Assigned task: If a line in the entries contains the word "Bytes", list it.

(App and web page records)
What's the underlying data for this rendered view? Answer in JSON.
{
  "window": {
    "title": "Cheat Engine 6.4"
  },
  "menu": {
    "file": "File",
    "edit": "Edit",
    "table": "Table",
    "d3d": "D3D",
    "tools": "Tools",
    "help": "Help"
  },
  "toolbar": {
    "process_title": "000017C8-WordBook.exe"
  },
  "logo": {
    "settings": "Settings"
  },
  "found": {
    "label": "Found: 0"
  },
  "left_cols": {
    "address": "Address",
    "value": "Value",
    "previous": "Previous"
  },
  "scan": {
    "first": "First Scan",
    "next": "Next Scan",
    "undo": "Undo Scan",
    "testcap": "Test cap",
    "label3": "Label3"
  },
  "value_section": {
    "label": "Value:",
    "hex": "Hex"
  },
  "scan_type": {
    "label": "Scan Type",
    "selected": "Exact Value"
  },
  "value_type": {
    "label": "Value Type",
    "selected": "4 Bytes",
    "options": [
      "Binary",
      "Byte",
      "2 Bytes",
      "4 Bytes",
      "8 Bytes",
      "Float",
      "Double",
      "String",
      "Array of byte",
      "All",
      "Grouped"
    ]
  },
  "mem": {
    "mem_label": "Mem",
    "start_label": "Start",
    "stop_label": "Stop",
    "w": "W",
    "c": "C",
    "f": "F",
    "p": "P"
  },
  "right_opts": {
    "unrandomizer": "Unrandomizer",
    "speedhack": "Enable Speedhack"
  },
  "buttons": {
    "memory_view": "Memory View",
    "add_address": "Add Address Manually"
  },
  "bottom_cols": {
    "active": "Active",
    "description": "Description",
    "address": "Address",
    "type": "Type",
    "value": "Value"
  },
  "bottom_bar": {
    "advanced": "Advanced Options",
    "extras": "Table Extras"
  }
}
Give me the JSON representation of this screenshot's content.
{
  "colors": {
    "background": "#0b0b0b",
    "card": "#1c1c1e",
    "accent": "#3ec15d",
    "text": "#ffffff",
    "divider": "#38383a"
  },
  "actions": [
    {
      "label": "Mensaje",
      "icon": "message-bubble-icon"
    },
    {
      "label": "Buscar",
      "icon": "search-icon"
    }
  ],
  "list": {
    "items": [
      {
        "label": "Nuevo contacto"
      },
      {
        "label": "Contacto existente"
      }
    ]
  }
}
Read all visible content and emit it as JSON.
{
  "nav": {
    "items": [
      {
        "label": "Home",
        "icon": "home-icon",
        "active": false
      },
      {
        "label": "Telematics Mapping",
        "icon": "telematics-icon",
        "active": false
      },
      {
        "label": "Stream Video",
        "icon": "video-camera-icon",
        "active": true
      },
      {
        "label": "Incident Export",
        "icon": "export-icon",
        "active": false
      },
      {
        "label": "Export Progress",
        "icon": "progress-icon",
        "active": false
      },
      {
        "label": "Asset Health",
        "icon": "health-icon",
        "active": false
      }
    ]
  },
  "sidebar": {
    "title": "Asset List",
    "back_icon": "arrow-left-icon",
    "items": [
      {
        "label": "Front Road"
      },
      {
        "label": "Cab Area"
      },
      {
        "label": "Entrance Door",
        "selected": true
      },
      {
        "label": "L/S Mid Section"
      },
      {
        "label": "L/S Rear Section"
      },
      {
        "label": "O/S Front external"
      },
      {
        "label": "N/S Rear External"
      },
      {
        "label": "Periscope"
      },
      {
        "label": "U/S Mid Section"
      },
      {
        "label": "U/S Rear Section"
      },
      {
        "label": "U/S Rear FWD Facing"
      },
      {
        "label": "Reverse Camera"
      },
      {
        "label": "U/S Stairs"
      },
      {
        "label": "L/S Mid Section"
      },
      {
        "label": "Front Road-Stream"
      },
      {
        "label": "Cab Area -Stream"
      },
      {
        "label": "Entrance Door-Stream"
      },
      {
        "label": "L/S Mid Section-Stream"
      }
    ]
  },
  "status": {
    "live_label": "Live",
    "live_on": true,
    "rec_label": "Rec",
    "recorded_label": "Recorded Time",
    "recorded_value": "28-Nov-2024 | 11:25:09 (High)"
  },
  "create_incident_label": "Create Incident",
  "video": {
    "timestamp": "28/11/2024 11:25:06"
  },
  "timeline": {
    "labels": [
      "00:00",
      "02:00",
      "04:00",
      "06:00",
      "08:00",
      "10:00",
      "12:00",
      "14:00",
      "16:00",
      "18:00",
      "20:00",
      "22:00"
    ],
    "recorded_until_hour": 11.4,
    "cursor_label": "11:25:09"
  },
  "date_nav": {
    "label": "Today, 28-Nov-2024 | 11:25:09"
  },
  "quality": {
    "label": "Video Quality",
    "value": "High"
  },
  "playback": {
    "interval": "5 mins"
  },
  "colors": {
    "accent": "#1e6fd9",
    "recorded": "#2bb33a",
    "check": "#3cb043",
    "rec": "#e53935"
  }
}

Reply:
    "selected": "4 Bytes",
      "2 Bytes",
      "4 Bytes",
      "8 Bytes",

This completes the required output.